Dataset rows describing interfaces:
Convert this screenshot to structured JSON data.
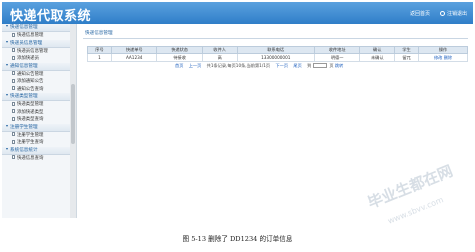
{
  "header": {
    "title": "快递代取系统",
    "back_label": "返回首页",
    "logout_label": "注销退出"
  },
  "sidebar": {
    "groups": [
      {
        "title": "快递信息管理",
        "items": [
          "快递信息管理"
        ]
      },
      {
        "title": "快递员信息管理",
        "items": [
          "快递员信息管理",
          "添加快递员"
        ]
      },
      {
        "title": "通知信息管理",
        "items": [
          "通知公告管理",
          "添加通知公告",
          "通知公告查询"
        ]
      },
      {
        "title": "快递类型管理",
        "items": [
          "快递类型管理",
          "添加快递类型",
          "快递类型查询"
        ]
      },
      {
        "title": "注册学生管理",
        "items": [
          "注册学生管理",
          "注册学生查询"
        ]
      },
      {
        "title": "系统信息统计",
        "items": [
          "快递信息查询"
        ]
      }
    ]
  },
  "content": {
    "breadcrumb": "快递信息管理",
    "table": {
      "headers": [
        "序号",
        "快递单号",
        "快递状态",
        "收件人",
        "联系电话",
        "收件地址",
        "确认",
        "学生",
        "操作"
      ],
      "rows": [
        {
          "index": "1",
          "number": "AA1234",
          "status": "待接收",
          "receiver": "高",
          "phone": "13300000001",
          "address": "明德一",
          "confirm": "未确认",
          "student": "留兀",
          "edit": "修改",
          "delete": "删除"
        }
      ]
    },
    "pager": {
      "first": "首页",
      "prev": "上一页",
      "info": "共1条记录,每页10条,当前第1/1页",
      "next": "下一页",
      "last": "尾页",
      "goto_prefix": "到",
      "goto_suffix": "页",
      "go_label": "跳转"
    }
  },
  "caption": "图 5-13 删除了 DD1234 的订单信息",
  "watermark": {
    "text": "毕业生都在网",
    "url": "www.sbvv.com"
  }
}
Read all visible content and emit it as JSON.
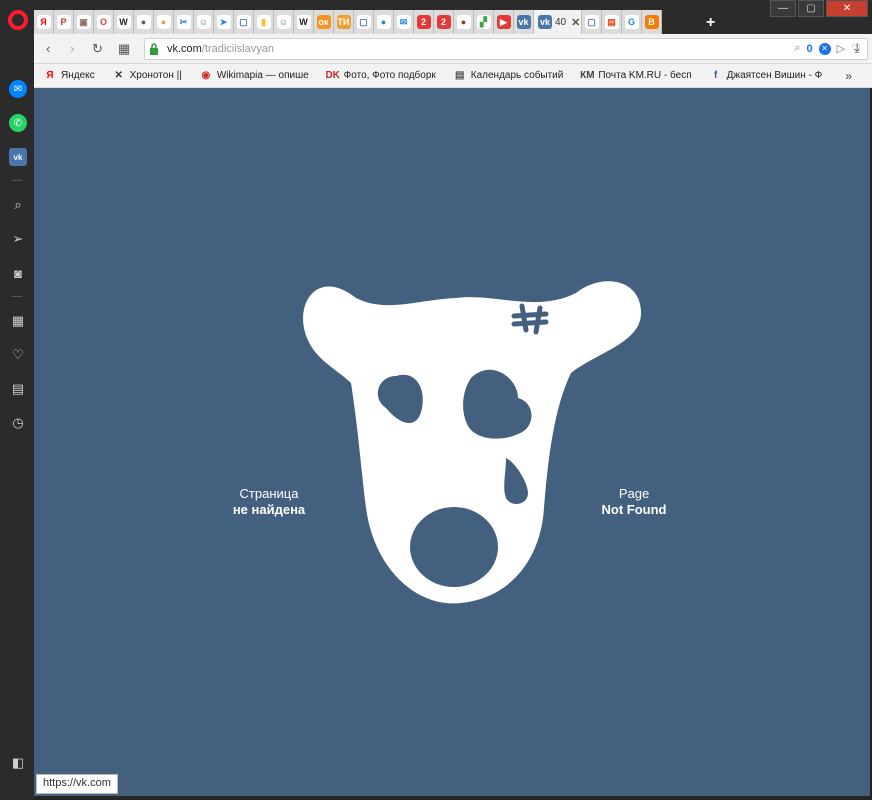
{
  "browser": {
    "tabs_favicons": [
      {
        "icon": "yandex-icon",
        "glyph": "Я",
        "color": "#ff0000",
        "bg": "#ffffff"
      },
      {
        "icon": "pdf-icon",
        "glyph": "P",
        "color": "#d32f2f",
        "bg": "#ffffff"
      },
      {
        "icon": "portrait-icon",
        "glyph": "▣",
        "color": "#8d6e63",
        "bg": "#ffffff"
      },
      {
        "icon": "opera-icon",
        "glyph": "O",
        "color": "#e53935",
        "bg": "#ffffff"
      },
      {
        "icon": "wiki-icon",
        "glyph": "W",
        "color": "#222222",
        "bg": "#ffffff"
      },
      {
        "icon": "green-circle-icon",
        "glyph": "●",
        "color": "#2e7d32",
        "bg": "#ffffff"
      },
      {
        "icon": "orange-circle-icon",
        "glyph": "●",
        "color": "#f0a030",
        "bg": "#ffffff"
      },
      {
        "icon": "scissors-icon",
        "glyph": "✂",
        "color": "#1e88e5",
        "bg": "#ffffff"
      },
      {
        "icon": "person-icon",
        "glyph": "☺",
        "color": "#4a76a8",
        "bg": "#ffffff"
      },
      {
        "icon": "arrow-icon",
        "glyph": "➤",
        "color": "#1e88e5",
        "bg": "#ffffff"
      },
      {
        "icon": "chat-icon",
        "glyph": "▢",
        "color": "#4a76a8",
        "bg": "#ffffff"
      },
      {
        "icon": "flag-icon",
        "glyph": "▮",
        "color": "#fbc02d",
        "bg": "#ffffff"
      },
      {
        "icon": "person-icon",
        "glyph": "☺",
        "color": "#4a76a8",
        "bg": "#ffffff"
      },
      {
        "icon": "wiki-icon",
        "glyph": "W",
        "color": "#222222",
        "bg": "#ffffff"
      },
      {
        "icon": "ok-icon",
        "glyph": "ок",
        "color": "#ffffff",
        "bg": "#f7931e"
      },
      {
        "icon": "ti-icon",
        "glyph": "ТИ",
        "color": "#ffffff",
        "bg": "#f0a030"
      },
      {
        "icon": "chat-icon",
        "glyph": "▢",
        "color": "#4a76a8",
        "bg": "#ffffff"
      },
      {
        "icon": "drop-icon",
        "glyph": "●",
        "color": "#1e88e5",
        "bg": "#ffffff"
      },
      {
        "icon": "mail-icon",
        "glyph": "✉",
        "color": "#1e88e5",
        "bg": "#ffffff"
      },
      {
        "icon": "red-2-icon",
        "glyph": "2",
        "color": "#ffffff",
        "bg": "#e53935"
      },
      {
        "icon": "red-2-icon",
        "glyph": "2",
        "color": "#ffffff",
        "bg": "#e53935"
      },
      {
        "icon": "ball-icon",
        "glyph": "●",
        "color": "#8d3b2b",
        "bg": "#ffffff"
      },
      {
        "icon": "rainbow-icon",
        "glyph": "▞",
        "color": "#43a047",
        "bg": "#ffffff"
      },
      {
        "icon": "youtube-icon",
        "glyph": "▶",
        "color": "#ffffff",
        "bg": "#e53935"
      },
      {
        "icon": "vk-icon",
        "glyph": "vk",
        "color": "#ffffff",
        "bg": "#4a76a8"
      }
    ],
    "active_tab": {
      "title": "40",
      "icon": "vk-icon",
      "glyph": "vk"
    },
    "tabs_after": [
      {
        "icon": "chat-icon",
        "glyph": "▢",
        "color": "#4a76a8",
        "bg": "#ffffff"
      },
      {
        "icon": "news-icon",
        "glyph": "▤",
        "color": "#e64a19",
        "bg": "#ffffff"
      },
      {
        "icon": "translate-icon",
        "glyph": "G",
        "color": "#1e88e5",
        "bg": "#ffffff"
      },
      {
        "icon": "blogger-icon",
        "glyph": "B",
        "color": "#ffffff",
        "bg": "#f57c00"
      }
    ],
    "address": {
      "host": "vk.com",
      "path": "/tradiciislavyan",
      "adblock_count": "0"
    },
    "bookmarks": [
      {
        "label": "Яндекс",
        "icon": "yandex-icon",
        "glyph": "Я",
        "color": "#ff0000"
      },
      {
        "label": "Хронотон ||",
        "icon": "chronoton-icon",
        "glyph": "✕",
        "color": "#333333"
      },
      {
        "label": "Wikimapia — опише",
        "icon": "wikimapia-icon",
        "glyph": "◉",
        "color": "#d32f2f"
      },
      {
        "label": "Фото, Фото подборк",
        "icon": "dk-icon",
        "glyph": "DK",
        "color": "#c62828"
      },
      {
        "label": "Календарь событий",
        "icon": "page-icon",
        "glyph": "▤",
        "color": "#555555"
      },
      {
        "label": "Почта KM.RU - бесп",
        "icon": "km-icon",
        "glyph": "КМ",
        "color": "#444444"
      },
      {
        "label": "Джаятсен Вишин - Ф",
        "icon": "facebook-icon",
        "glyph": "f",
        "color": "#3b5998"
      }
    ],
    "status_url": "https://vk.com"
  },
  "page": {
    "bg_color": "#44607f",
    "message_ru_line1": "Страница",
    "message_ru_line2": "не найдена",
    "message_en_line1": "Page",
    "message_en_line2": "Not Found"
  }
}
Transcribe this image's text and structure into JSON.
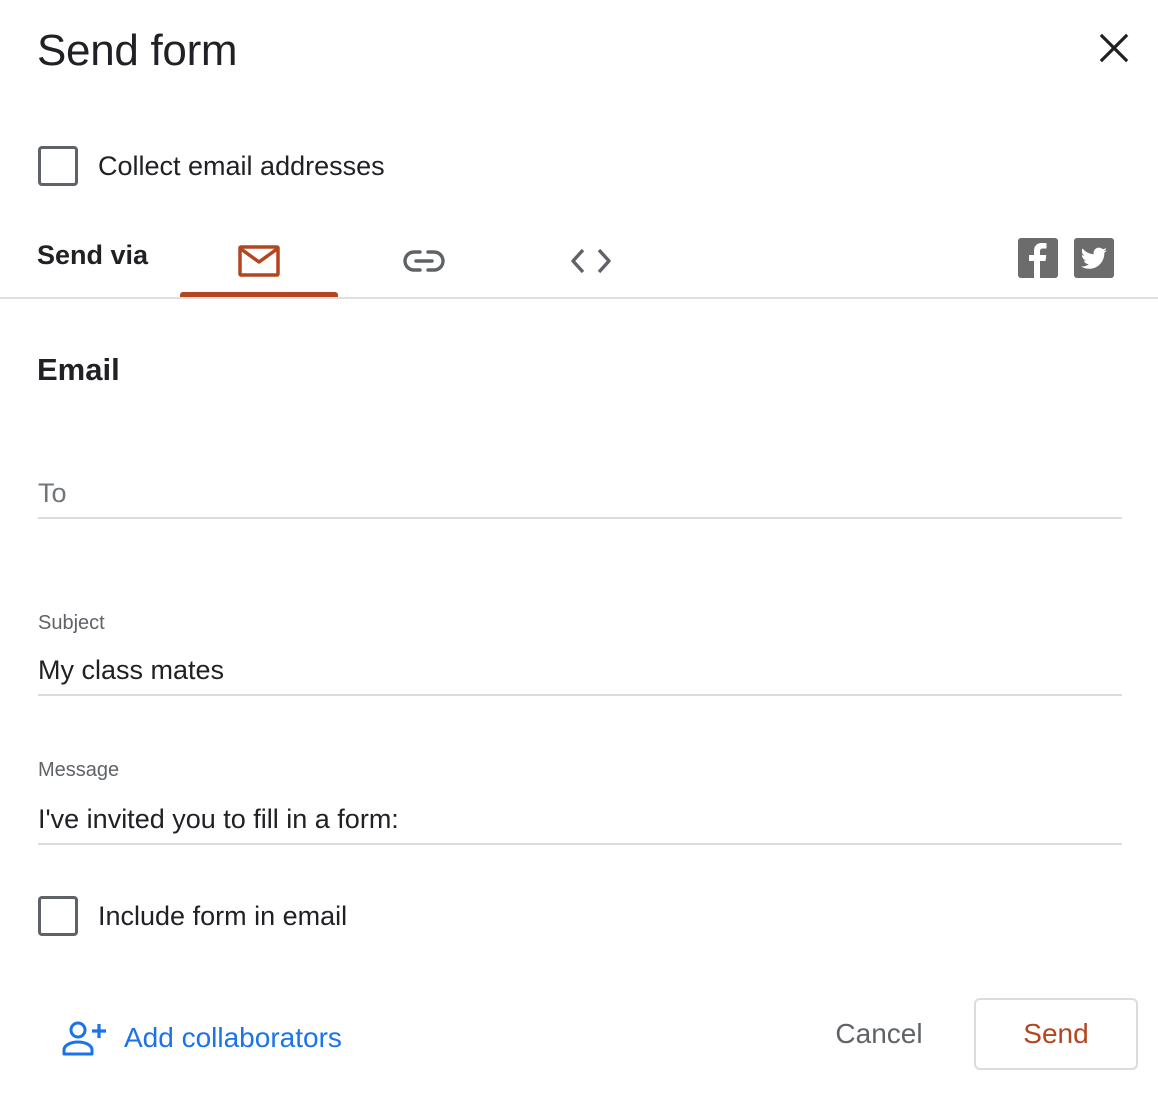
{
  "dialog": {
    "title": "Send form",
    "close_icon": "close-icon"
  },
  "collect_email": {
    "label": "Collect email addresses",
    "checked": false
  },
  "send_via": {
    "label": "Send via",
    "tabs": [
      {
        "name": "email",
        "icon": "mail-icon",
        "selected": true
      },
      {
        "name": "link",
        "icon": "link-icon",
        "selected": false
      },
      {
        "name": "embed",
        "icon": "code-icon",
        "selected": false
      }
    ],
    "social": [
      {
        "name": "facebook",
        "icon": "facebook-icon"
      },
      {
        "name": "twitter",
        "icon": "twitter-icon"
      }
    ]
  },
  "email": {
    "heading": "Email",
    "to": {
      "value": "",
      "placeholder": "To"
    },
    "subject": {
      "label": "Subject",
      "value": "My class mates"
    },
    "message": {
      "label": "Message",
      "value": "I've invited you to fill in a form:"
    },
    "include_form": {
      "label": "Include form in email",
      "checked": false
    }
  },
  "footer": {
    "add_collaborators": "Add collaborators",
    "cancel": "Cancel",
    "send": "Send"
  },
  "colors": {
    "accent": "#b3461f",
    "link_blue": "#1a73e8",
    "social_gray": "#6c6c6c"
  }
}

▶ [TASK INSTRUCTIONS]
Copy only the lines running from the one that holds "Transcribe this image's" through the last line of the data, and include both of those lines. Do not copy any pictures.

▶ [YOUR SOLUTION]
Transcribe this image's text and structure into JSON.
{
  "dialog": {
    "title": "Send form",
    "close_icon": "close-icon"
  },
  "collect_email": {
    "label": "Collect email addresses",
    "checked": false
  },
  "send_via": {
    "label": "Send via",
    "tabs": [
      {
        "name": "email",
        "icon": "mail-icon",
        "selected": true
      },
      {
        "name": "link",
        "icon": "link-icon",
        "selected": false
      },
      {
        "name": "embed",
        "icon": "code-icon",
        "selected": false
      }
    ],
    "social": [
      {
        "name": "facebook",
        "icon": "facebook-icon"
      },
      {
        "name": "twitter",
        "icon": "twitter-icon"
      }
    ]
  },
  "email": {
    "heading": "Email",
    "to": {
      "value": "",
      "placeholder": "To"
    },
    "subject": {
      "label": "Subject",
      "value": "My class mates"
    },
    "message": {
      "label": "Message",
      "value": "I've invited you to fill in a form:"
    },
    "include_form": {
      "label": "Include form in email",
      "checked": false
    }
  },
  "footer": {
    "add_collaborators": "Add collaborators",
    "cancel": "Cancel",
    "send": "Send"
  },
  "colors": {
    "accent": "#b3461f",
    "link_blue": "#1a73e8",
    "social_gray": "#6c6c6c"
  }
}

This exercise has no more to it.